Pregnant Worker Bill Passes Committee, But Not What Advocates Hoped For
Pregnant workers could ask for workplace accommodations under a new bill headed to the House floor, but employers wouldn’t be required to grant them. Several groups say it’s a start to help expectant mothers and their babies, but doesn’t go far enough.
Accommodations for pregnant workers could include things like extra bathroom breaks or limiting heavy lifting. The legislation would require employers to receive requests and respond to them in a “reasonable time frame” and without retaliation.
Employment law expert Deborah Widiss testified that, under two federal laws, many employers may already be required to provide accommodations. But if that isn’t mirrored in state law, she said employers could be confused about their responsibility.

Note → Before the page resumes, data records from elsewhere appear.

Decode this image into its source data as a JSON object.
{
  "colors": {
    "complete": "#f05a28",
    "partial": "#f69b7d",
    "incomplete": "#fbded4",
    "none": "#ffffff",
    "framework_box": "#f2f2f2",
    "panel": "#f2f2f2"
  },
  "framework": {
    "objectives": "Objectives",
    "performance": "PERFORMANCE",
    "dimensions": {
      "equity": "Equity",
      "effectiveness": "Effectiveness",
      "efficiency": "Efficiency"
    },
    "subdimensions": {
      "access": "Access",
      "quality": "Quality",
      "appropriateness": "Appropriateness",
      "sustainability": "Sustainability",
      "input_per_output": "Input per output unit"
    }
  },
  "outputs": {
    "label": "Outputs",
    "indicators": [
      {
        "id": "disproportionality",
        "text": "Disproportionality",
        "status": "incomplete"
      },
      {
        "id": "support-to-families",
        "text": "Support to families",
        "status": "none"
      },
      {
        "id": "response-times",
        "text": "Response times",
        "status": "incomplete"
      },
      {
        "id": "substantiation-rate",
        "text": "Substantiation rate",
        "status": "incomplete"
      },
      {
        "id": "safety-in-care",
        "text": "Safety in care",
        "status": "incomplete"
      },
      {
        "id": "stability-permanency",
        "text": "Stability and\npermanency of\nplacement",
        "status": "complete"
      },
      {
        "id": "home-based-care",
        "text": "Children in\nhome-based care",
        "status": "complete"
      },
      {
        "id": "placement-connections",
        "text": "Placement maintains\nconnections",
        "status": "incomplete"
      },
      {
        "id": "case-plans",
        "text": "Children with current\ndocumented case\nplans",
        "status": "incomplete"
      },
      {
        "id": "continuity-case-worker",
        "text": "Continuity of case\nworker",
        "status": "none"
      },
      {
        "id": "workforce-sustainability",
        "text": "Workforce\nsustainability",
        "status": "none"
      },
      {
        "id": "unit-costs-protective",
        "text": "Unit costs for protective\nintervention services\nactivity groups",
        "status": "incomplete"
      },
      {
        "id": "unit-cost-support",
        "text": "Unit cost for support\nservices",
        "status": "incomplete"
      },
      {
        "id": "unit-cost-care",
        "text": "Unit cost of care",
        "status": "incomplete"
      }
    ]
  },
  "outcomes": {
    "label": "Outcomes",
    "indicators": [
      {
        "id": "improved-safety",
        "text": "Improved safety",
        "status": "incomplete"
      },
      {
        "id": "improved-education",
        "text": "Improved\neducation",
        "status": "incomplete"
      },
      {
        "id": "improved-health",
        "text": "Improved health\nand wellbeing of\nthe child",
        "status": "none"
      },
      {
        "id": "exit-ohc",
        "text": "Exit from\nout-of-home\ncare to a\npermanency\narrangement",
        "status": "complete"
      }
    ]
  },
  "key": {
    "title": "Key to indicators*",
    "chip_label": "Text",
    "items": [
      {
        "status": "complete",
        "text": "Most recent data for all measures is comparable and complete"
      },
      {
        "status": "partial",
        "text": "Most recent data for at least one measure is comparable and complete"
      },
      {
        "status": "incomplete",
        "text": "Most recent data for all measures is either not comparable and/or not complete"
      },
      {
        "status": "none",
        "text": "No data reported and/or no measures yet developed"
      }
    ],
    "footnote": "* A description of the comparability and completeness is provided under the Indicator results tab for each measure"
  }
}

“I think it just creates the risk that businesses end up exposing themselves to more legal liability without really taking a step forward for pregnant workers,” she said.
Join the conversation and sign up for the Indiana Two-Way. Text "Indiana" to 73224. Your comments and questions in response to our weekly text help us find the answers you need on COVID-19 and other statewide issues.
Meanwhile, other bills that would require employers to provide accommodations have not been scheduled for committee discussion, despite the issue being part of Gov. Eric Holcomb's legislative agenda.
Eva Bell, a mother and organizer for Hoosier Action, urged lawmakers in the House committee to instead discuss and vote on another bill that would require accommodations.
"This state needs pregnancy accommodations, just like all our neighboring states," Bell said. "Unfortuantely, this bill doesn't provide any real protection for women and babies ... we urge you to pass real accommodations in HB1358."
Several lawmakers commented that it was a "good step" and a "step in the right direction," but supported discussion about requiring accommodations from employers. It passed the committee with a vote of 12-1.